Philip Nikolayev: Is there a high demand for bilingual books, especially for bilingual literary editions of the Russian original with an accompanying English translation or self-translation? Who reads them besides students and teachers of foreign languages and literatures?
Ilya Bernshteyn: Demand varies. It is often present in a latent state. Demand can sometimes emerge right before our eyes, following newly provided supply. This has repeatedly happened in my own practice. For example, who could possibly wish to read a commentary on [Viktor Dragunsky’s] The Adventures of Dennis that is so extensive as to equal in the commented work in length? A commentary composed by historians, cultural critics, social anthropologists – and by the 65-year-old Dennis – Dennis Viktorovich Dragunsky – [the author’s son and the book’s young hero] himself? Until we supplied this edition, no one felt the need for it, but when the book appeared, it was sold out, reviewed, and ordered by hundreds of libraries across Russia.
It seems to me that the low public interest in bilingual literary editions is associated with the paucity of true bilingualism and multilingualism, which combines the ability and the need to “consume” a sophisticated intellectual and cultural product in different languages, especially if it is poetry, which, let us face it, is hardly the most popular commodity.
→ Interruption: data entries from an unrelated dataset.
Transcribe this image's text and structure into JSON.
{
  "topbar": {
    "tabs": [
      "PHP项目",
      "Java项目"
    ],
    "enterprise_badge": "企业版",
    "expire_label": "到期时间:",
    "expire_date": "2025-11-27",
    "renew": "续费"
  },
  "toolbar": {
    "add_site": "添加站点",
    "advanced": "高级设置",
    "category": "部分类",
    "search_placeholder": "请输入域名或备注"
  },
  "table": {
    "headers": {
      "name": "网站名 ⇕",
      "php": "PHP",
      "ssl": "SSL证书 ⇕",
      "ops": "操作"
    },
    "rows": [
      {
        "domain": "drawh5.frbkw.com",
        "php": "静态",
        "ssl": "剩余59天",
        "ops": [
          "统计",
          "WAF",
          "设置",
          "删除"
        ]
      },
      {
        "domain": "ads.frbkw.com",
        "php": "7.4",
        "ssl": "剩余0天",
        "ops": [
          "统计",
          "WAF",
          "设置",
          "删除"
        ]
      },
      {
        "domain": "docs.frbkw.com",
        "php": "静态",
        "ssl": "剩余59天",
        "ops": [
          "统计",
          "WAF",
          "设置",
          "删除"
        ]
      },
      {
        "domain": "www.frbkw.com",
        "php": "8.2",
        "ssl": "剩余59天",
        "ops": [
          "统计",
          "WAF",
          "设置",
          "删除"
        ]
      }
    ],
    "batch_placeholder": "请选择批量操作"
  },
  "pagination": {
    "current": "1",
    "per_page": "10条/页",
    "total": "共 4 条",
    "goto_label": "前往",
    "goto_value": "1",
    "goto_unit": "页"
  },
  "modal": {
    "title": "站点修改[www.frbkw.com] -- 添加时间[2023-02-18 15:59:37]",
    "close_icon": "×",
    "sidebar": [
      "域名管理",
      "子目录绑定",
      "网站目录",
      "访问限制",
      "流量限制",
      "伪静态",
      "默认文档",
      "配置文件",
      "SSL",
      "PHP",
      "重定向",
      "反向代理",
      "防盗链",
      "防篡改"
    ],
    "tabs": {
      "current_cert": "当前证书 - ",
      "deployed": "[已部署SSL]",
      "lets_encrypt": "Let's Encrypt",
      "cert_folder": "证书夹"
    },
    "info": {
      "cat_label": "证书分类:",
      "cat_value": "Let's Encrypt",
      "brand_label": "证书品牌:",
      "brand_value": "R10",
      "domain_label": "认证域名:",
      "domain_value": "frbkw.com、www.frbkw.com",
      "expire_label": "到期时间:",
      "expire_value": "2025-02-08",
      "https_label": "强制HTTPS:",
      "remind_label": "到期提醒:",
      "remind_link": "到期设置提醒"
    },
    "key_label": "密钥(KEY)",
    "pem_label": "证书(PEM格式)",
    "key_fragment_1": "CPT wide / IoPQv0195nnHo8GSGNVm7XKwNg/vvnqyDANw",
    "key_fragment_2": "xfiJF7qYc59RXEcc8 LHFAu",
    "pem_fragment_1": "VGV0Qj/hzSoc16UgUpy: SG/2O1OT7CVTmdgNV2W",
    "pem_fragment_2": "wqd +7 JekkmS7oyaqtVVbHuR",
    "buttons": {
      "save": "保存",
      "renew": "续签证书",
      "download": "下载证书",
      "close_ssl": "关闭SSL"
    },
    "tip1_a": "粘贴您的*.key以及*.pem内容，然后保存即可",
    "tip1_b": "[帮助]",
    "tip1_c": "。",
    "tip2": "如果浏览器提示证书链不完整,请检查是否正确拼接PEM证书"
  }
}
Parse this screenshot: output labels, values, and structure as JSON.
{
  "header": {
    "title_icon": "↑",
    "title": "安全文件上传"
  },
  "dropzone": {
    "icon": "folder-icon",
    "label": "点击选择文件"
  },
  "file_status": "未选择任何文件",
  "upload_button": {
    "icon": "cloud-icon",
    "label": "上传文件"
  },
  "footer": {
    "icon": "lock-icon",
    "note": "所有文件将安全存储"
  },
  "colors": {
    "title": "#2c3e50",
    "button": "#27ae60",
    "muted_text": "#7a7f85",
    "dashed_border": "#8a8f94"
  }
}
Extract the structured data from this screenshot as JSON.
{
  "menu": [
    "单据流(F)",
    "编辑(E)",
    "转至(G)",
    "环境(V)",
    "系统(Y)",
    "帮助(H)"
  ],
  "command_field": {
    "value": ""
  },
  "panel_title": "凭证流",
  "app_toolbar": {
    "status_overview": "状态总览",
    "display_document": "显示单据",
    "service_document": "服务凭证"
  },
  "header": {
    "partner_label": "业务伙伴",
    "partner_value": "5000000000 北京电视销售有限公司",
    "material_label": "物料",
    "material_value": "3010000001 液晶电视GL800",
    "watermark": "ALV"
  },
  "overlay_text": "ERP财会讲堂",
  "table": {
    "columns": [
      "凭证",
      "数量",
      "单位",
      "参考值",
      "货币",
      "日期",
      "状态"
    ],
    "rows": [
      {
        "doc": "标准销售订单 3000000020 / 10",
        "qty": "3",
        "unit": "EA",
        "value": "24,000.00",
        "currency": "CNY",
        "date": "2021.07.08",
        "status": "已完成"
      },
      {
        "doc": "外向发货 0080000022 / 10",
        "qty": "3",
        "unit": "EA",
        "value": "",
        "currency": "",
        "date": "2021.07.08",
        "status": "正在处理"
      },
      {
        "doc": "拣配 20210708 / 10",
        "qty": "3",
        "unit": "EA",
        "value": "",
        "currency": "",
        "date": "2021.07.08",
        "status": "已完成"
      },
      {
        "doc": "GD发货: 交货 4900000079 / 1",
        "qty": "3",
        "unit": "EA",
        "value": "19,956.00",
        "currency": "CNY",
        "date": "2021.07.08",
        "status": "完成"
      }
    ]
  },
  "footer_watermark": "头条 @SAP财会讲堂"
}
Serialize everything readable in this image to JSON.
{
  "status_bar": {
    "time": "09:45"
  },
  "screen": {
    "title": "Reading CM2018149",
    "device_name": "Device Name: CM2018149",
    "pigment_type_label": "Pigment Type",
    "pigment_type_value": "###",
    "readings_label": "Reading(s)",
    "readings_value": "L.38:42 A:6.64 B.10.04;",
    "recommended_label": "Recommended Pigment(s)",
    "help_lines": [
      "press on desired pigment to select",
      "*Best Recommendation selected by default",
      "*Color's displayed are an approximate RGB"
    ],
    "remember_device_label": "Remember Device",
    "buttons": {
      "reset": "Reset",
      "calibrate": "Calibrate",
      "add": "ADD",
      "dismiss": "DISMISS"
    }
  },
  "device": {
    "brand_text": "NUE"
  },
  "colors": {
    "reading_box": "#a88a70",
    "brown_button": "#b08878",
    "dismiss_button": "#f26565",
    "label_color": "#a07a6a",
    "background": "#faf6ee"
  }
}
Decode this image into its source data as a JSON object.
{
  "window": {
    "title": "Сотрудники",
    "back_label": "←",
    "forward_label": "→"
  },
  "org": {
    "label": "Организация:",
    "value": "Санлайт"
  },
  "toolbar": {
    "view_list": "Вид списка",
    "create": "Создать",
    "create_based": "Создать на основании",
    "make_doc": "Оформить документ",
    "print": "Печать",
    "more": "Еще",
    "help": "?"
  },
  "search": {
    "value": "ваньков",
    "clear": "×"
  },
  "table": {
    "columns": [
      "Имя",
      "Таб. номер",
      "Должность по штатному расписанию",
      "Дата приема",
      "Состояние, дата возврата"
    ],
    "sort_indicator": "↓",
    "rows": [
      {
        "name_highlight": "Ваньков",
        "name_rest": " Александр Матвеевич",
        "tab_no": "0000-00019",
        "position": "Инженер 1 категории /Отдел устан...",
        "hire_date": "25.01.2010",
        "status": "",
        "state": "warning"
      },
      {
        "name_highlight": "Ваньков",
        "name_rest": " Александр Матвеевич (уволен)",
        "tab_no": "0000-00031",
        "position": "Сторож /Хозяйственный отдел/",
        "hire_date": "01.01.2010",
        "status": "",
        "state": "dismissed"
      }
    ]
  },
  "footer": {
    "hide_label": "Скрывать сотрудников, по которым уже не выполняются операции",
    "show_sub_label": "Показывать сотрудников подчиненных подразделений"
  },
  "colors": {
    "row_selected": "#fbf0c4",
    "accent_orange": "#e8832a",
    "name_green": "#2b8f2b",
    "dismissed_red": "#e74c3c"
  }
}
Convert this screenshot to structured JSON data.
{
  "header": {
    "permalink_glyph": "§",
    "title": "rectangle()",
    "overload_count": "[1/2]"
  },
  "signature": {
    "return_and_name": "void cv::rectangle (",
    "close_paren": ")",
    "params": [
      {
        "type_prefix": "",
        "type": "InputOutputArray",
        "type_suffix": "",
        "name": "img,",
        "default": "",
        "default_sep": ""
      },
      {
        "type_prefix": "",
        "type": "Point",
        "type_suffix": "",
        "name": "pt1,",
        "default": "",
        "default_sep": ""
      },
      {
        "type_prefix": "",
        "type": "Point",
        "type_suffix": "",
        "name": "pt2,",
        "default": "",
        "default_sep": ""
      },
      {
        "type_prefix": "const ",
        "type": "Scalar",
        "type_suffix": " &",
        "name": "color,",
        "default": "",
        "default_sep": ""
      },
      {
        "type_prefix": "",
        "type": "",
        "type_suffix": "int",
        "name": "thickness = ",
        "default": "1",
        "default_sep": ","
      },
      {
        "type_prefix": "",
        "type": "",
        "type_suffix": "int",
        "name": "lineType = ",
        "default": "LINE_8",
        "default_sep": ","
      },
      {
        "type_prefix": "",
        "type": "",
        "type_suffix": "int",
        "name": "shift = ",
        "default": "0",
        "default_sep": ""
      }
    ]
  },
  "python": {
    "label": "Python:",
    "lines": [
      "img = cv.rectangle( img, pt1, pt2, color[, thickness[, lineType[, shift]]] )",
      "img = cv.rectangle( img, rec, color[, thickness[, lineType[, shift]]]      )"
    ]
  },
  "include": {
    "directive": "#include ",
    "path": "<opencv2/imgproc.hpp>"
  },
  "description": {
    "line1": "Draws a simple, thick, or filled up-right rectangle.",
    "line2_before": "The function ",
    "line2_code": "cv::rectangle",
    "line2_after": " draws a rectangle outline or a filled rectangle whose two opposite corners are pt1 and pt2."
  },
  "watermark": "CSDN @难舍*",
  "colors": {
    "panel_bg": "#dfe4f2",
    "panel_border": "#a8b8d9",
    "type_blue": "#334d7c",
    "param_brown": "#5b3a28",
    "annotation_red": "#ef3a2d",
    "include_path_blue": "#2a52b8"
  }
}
But poets do not stop composing, in spite of being aware of the diminutiveness of their audience and of the low correlation between successful versification and material wealth. And this element – of creativity and non-utilitarian choice – is thankfully present in any intellectual line of work, including publishing.
Philip Nikolayev: Which of the books that you have published are especially dear to you – and why?
Ilya Bernshteyn: Over a quarter of a century of work, I have delivered a little more than a hundred book titles that I have personally selected, edited, and published, ensuring their birth with my own labor, time, and money. And none among them are unloved, which, if you think about it, is true happiness. Among these books, there are only “seniors,” as it were, all grown up and living independently for a long time – and new, emergent books that still “need help” (in the shape of promotion). These latter include, for example, The Snow of Marienburg, a prose volume by the Californian Russian author Grigory Zlotin. In addition to the work itself being remarkable, all those involved in its production (including the editor and the artists – the illustrator and designer) went out of their way to do an outstanding job. The edition has proven to be a feast for the eyes; it would be great if more people bought it now.
I should also mention my annotated editions: the aforementioned Adventures of Dennis, as well as [Yury Koval’s] Underdog, [Andrei Nekrasov’s] The Adventures of Captain Wrungel, and [Alexandra Brushtein’s] The Road Recedes into the Distance. I perceive these publications as monuments to myself, as remedies against forthcoming nonexistence and oblivion.
(If you have read this interview to its end, you are likely be interested in more of our blog articles as well as in our books.)